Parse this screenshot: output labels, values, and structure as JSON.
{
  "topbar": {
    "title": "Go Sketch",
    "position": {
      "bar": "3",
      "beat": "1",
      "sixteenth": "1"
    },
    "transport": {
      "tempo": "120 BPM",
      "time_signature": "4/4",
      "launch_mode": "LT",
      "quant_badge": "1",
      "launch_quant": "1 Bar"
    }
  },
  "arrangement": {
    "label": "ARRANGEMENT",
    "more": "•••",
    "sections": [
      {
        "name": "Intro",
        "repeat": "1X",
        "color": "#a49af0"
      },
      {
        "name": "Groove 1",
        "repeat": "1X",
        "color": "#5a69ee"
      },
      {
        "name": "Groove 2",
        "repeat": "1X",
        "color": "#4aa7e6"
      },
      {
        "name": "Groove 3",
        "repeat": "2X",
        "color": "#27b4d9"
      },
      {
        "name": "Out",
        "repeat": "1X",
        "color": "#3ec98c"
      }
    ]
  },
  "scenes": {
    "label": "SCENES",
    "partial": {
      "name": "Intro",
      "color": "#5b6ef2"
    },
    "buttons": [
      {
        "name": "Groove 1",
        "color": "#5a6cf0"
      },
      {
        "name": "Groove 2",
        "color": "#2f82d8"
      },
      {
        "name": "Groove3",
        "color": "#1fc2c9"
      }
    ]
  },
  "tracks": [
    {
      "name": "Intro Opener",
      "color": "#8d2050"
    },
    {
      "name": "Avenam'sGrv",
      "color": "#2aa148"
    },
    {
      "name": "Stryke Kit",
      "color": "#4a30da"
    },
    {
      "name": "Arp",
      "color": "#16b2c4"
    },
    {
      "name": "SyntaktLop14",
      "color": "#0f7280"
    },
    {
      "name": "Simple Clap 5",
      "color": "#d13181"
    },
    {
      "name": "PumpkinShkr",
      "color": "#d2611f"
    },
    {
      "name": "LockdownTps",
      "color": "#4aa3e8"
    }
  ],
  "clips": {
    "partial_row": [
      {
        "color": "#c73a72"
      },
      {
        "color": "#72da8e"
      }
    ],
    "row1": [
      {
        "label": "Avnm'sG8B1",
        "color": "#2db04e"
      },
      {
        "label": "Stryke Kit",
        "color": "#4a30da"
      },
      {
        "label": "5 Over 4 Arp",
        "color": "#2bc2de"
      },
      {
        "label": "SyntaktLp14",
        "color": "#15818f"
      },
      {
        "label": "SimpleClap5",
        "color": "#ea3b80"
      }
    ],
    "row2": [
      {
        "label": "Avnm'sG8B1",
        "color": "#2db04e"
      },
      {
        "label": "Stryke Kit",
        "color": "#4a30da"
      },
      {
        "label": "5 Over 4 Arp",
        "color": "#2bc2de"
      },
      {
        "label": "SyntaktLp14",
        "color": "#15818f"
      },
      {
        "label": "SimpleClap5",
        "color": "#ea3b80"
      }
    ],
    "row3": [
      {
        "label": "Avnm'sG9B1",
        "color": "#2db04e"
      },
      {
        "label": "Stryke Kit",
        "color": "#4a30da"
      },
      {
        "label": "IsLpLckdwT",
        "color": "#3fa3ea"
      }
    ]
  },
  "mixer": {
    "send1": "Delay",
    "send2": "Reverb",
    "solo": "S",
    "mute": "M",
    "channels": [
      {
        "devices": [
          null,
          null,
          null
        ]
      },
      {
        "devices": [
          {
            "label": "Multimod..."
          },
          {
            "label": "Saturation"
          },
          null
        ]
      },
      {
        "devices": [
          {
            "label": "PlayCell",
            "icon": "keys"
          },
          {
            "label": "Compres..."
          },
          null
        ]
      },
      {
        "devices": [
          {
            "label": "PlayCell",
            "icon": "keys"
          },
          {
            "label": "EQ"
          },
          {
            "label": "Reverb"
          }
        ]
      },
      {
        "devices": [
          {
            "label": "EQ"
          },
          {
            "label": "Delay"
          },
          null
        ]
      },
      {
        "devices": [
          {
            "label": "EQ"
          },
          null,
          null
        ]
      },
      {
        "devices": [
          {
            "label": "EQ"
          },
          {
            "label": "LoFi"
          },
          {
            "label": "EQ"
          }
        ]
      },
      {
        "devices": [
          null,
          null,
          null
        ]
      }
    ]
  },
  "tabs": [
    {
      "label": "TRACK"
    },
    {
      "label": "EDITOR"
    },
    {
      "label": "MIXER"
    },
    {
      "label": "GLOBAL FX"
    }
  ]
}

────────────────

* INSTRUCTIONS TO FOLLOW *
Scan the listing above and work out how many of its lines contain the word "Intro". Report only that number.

* SOLVED PROBLEM *
3